The dangers of HFCS are very well documented, and you can see the results every day at Valley Medical Center. Our patient population of obese children and adults is growing fast, and HFCS, which is found in darn near every processed food sold inexpensively in America, is a major culprit.

I agree that as individuals we are all responsible for our food choices, but it gets pretty hard when ads like this, combined with McDonalds and Burger King selling cheap quick (unhealthy) food, tell undereducated consumers what they want to hear (eat and drink up; it’s good for you!)

Physicians have an uphill battle, and the foe has squillions of dollars to spend selling their products…to a population that is on track to not outlive their parents – for the first time in human history.

Yes yes, I know overconsumption of ALL sugar is bad…so we at the VMC Foundation will continue raising funds to support our Pediatric Healthy Lifestyle Center and diabetes education programs. This year, the county Board of Supervisors called for a “Soda-Free Summer”. Can we make it through fall and winter, too?

If you want to help, please donate at Thanks!

Trauma Team saves a life under extraordiary circumstances…

The best place to perform emergency trauma surgery is in an O.R.

But when that’s impossible, VMC’s trauma team will go the extra mile(s) to save a life. That’s what happened this week, as the following incredible story graphically describes:
San Martin winery employee loses leg after accident; doctors perform amputation on site

By Lisa Fernandez
Mercury News 10-8-08

A 20-year-old man working at a San Martin winery lost his right leg after he got caught in a piece of equipment used to drill holes in wine barrels.

Mike Van Loben Sels, battalion chief for the South Santa Clara County Fire Protection District, said the accident was reported at 9:47 p.m. Monday at ASV Wines, 12805 Llagas Road.

The employee’s leg was caught in an auger — a large spiral screw used in different parts of the wine production process, such as removing grape skins.

Valley Medical Center doctors flew by helicopter to the winery and helped extract the man from the machine.

Dr. John Sherk, chief trauma surgeon, and anesthesiologist Dr. Barry Waddell amputated the man’s right leg at mid-thigh, before he was taken to Valley Medical in San Jose.

“It’s amazing,” said hospital spokeswoman Amy Carta. “The community should know that doctors go out to the site when necessary.”

When a registered nurse speaks, people listen…

I am reminded often that my voice is, by definition, only so effective…after all, I get paid to say nice things about Valley Medical Center.

So when a woman who gets paid to provide health care to people offers a strong opinion on Measure A, it just means infinitely more.

Cynics might say “oh, she’s just watching out for her job.” Rubbish.
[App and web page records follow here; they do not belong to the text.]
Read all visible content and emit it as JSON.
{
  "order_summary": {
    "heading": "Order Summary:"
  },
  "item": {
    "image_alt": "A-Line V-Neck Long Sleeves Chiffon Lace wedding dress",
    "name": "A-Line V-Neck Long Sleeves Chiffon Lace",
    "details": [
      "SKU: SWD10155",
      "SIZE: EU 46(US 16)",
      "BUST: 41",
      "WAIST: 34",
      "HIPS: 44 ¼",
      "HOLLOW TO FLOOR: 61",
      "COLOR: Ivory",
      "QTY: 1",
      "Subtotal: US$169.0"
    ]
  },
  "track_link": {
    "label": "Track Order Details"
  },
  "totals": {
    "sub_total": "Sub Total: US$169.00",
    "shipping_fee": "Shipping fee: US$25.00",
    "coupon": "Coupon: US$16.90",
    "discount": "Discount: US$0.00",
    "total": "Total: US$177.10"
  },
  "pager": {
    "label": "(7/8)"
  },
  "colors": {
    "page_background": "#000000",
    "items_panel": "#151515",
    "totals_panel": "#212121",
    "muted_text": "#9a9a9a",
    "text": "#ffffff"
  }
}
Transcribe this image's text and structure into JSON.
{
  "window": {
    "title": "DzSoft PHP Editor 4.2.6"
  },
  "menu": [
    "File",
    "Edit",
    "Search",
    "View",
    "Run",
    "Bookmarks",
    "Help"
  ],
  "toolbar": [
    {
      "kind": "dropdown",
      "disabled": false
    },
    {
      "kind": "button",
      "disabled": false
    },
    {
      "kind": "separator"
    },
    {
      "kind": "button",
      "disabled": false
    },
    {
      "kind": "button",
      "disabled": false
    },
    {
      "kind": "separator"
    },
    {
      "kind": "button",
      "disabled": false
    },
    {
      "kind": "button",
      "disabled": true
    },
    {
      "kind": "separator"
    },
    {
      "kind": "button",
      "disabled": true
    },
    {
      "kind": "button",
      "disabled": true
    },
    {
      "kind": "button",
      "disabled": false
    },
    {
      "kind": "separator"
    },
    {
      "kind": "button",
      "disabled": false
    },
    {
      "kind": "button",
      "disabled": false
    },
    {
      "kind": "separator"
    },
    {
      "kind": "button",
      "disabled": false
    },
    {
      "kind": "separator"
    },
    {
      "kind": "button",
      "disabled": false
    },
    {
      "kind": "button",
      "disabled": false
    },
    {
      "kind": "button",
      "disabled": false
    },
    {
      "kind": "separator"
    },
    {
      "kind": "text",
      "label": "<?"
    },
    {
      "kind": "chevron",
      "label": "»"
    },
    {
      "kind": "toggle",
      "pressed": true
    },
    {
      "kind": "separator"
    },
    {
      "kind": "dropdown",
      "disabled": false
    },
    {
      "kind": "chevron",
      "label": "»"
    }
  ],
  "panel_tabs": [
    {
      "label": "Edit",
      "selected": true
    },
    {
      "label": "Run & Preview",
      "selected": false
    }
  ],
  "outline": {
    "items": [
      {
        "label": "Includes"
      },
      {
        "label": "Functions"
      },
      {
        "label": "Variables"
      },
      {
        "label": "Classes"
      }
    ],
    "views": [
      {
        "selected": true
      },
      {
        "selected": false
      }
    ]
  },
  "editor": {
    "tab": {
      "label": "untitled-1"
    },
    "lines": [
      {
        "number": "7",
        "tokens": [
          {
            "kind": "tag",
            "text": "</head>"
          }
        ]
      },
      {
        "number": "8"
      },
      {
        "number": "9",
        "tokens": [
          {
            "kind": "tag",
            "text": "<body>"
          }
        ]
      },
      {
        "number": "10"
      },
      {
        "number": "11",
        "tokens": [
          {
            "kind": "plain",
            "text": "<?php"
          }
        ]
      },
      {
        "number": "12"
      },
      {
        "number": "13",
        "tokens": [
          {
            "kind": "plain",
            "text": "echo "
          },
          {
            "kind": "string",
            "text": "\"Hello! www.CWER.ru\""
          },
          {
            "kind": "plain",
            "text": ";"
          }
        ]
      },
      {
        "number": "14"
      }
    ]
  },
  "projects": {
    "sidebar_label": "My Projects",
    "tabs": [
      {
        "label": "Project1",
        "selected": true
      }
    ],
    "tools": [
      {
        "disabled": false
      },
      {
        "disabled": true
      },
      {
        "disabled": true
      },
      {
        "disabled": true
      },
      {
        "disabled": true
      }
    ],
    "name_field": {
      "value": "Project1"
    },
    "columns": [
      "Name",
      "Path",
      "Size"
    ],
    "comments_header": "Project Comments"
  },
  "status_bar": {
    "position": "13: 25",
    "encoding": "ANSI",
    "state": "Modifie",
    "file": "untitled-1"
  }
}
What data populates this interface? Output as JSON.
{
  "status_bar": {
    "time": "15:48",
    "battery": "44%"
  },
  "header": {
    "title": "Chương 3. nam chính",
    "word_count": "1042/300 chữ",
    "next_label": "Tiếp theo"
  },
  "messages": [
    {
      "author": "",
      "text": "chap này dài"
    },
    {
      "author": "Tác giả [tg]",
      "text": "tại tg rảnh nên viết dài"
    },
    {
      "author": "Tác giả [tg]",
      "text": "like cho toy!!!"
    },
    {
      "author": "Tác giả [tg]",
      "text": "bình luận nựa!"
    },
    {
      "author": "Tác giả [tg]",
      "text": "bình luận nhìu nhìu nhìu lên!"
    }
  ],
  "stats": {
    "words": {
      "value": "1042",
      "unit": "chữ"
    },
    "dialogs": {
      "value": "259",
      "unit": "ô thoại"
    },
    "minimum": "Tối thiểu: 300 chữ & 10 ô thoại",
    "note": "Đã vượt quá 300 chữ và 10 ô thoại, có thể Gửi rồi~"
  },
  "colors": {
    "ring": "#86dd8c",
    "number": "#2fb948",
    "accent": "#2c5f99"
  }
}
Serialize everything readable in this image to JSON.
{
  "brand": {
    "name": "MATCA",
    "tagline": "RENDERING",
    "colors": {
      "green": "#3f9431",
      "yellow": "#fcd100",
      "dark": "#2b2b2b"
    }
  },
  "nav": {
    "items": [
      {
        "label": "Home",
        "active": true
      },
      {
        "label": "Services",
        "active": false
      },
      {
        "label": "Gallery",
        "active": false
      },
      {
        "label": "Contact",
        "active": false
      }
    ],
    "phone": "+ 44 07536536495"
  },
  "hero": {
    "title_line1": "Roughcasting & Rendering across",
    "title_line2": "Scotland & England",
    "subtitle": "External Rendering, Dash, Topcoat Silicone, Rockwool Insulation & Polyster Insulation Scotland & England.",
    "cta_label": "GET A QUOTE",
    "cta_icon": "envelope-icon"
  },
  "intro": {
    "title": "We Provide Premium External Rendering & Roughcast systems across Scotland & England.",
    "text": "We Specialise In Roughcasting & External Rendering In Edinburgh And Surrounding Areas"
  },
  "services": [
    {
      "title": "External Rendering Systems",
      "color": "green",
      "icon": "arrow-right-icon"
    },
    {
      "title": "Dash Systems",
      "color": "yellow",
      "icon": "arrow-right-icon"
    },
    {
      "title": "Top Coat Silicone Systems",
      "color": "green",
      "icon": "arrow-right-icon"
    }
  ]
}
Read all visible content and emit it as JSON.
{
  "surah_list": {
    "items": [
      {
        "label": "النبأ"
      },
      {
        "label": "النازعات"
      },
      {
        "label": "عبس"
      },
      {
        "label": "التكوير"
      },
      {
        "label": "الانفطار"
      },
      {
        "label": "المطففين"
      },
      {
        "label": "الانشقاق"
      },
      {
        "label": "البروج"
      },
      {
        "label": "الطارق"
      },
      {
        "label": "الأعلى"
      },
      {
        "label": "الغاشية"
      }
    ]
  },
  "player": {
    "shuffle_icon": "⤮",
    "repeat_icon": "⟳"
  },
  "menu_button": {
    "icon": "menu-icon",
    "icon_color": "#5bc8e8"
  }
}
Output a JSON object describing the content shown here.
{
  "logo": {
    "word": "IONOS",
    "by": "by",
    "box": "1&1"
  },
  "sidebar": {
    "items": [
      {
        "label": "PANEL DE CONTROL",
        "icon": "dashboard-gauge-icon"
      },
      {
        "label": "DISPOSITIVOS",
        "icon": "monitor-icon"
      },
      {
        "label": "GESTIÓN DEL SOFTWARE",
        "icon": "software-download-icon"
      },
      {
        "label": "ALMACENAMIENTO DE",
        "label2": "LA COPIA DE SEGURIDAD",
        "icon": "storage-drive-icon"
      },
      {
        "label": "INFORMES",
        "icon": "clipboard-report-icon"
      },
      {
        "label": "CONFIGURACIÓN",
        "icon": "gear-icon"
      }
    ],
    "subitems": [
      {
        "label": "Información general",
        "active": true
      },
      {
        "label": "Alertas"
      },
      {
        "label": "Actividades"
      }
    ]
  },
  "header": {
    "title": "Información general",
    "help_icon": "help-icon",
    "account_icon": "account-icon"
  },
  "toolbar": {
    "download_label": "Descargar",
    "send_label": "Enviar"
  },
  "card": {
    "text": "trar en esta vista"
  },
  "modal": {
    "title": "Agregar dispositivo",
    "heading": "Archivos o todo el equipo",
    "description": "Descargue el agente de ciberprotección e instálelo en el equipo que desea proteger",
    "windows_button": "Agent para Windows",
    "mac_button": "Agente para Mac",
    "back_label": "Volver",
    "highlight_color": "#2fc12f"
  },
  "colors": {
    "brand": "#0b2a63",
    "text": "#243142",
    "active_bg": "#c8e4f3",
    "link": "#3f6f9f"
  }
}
The nursing shortage in this nation means she can work where she likes, whether VMC remains or not. Anyway, the following ran in yesterday’s Mercury News, and if you are interested in hearing more, please come to the Info Rally and news conference on Tuesday Oct. 7 at VMC, high noon:

Vote yes on A for sake of health

I am writing to encourage voters to vote yes on Measure A on Nov. 4. This measure provides funding for the seismic upgrades to our county hospital, Santa Clara Valley Medical Center (VMC). After the 1994 Northridge earthquake shut down 11 Southern California hospitals, the state Legislature passed a law (SB 1953) requiring hospitals and other public buildings to meet certain earthquake safety standards. If these standards are not met by 2013, the buildings must shut down.

VMC will lose over half its beds should this measure be defeated. The residents of Santa Clara County cannot allow this to happen. We cannot allow the loss of our renowned adult and pediatric trauma and burn centers.
If Measure A is defeated, you can only imagine what it would feel like to learn that your badly burned child must be flown 100 miles away to the next nearest burn center. Some voters may feel that because they have private insurance they won’t go to “The County,” but think again. No matter where you go for health care, chances are that if you are hurt, you will be taken to VMC.
As a registered nurse working for our county residents at VMC, I implore you to get to the polls Nov. 4 and cast your “yes” vote for Measure A.

Deborah Gazay